Just understanding this made life easier for Clara. I explained that her problem was resolvable, but that she needed to work at it. Initially Clara kept a diary of when she had the urge to pee and when she leaked. From this diary we made a schedule of loo visits. Gradually we increased the period between visits by 15 minutes at a time, until she could last for 3 hours. If Clara had an urge to pee between loo visits, she drew in her pelvic floor muscles three times to try to discourage her bladder from contracting; at first this wasn’t hugely successful, but with time and patience things really began to improve for her. In addition, she strengthened her pelvic floor by doing Kegel exercises and cut out all foods that might irritate her bladder. Clara can now leave the house with confidence and her kids have forgotten the embarrassing motorway incident (almost).

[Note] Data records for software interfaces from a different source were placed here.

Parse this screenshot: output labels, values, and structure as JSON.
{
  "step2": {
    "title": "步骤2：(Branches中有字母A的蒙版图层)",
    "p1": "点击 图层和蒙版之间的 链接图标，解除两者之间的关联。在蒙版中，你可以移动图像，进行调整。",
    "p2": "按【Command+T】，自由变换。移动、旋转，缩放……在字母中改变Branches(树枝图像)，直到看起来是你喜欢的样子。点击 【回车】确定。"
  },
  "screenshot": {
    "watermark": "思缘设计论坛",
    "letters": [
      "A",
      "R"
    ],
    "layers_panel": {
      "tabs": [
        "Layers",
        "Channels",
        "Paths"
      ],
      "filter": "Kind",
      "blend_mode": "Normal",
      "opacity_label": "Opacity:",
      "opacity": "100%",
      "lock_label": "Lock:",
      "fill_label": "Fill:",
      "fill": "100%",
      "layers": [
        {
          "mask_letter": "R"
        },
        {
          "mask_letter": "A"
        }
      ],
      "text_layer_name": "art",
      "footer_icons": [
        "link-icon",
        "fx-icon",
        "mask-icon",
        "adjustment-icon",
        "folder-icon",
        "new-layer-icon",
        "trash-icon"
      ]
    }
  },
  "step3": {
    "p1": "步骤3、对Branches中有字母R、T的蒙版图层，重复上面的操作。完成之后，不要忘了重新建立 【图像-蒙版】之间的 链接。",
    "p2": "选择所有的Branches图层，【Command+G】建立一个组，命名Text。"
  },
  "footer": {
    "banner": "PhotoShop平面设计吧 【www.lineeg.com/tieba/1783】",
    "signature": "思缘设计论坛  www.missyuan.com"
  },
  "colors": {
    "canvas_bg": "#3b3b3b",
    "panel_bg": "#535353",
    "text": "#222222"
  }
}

Peter was diagnosed with prostate cancer. The tumour was slow growing, but the surgeon wanted to remove as much of it as possible. Peter had never previously considered his pelvic floor (he actually thought that he didn’t have one.) His surgeon explained that urinary incontinence and erectile problems are sometime a side effect of prostate surgery and so any strengthening of this area before the operation might aid his recovery. During our session we talked about the anatomy of the pelvic floor and Peter practiced finding it. I put my hand externally on the area to feel the muscles contracting and to make sure he wasn’t just squeezing his bum. Peter placed his fingers in the soft tissue near his hip-bones and, as he drew in his pelvic floor, he could feel a slight tightening of his deep abdominals, which co-contract when the pelvic floor is drawn in. Peter and I wrote an exercise plan so that he could practice his pelvic floor exercises daily before his operation. For men, Kegel exercises can often help improve erections as well as resolve both urinary and faecal incontinence problems. Peter is sticking to his daily routine, which we hope will increase his chances of a swift recovery after his operation.
Urinary incontinence is not a life sentence. If you are struggling with it there are ways that you can get help. On the morning of Saturday 8th June, I will be running a two-hour workshop to discuss some of the different types of urinary incontinence. We will look at the anatomy of the pelvic floor and run through some basic exercises that you might find useful. The group will be small, and the cost will be £35. If you would prefer to discuss things in private or feel that you need help learning how to contract your pelvic floor, then do make an appointment with me, or a pelvic health physiotherapist.
To book the workshop or an appointment, please contact email@example.com. An appointment with an NHS pelvic health physiotherapist can be made via your GP. Emma Smith (a pelvic health physio at the RUH) also runs a private clinic from home. Please contact the studio for her email.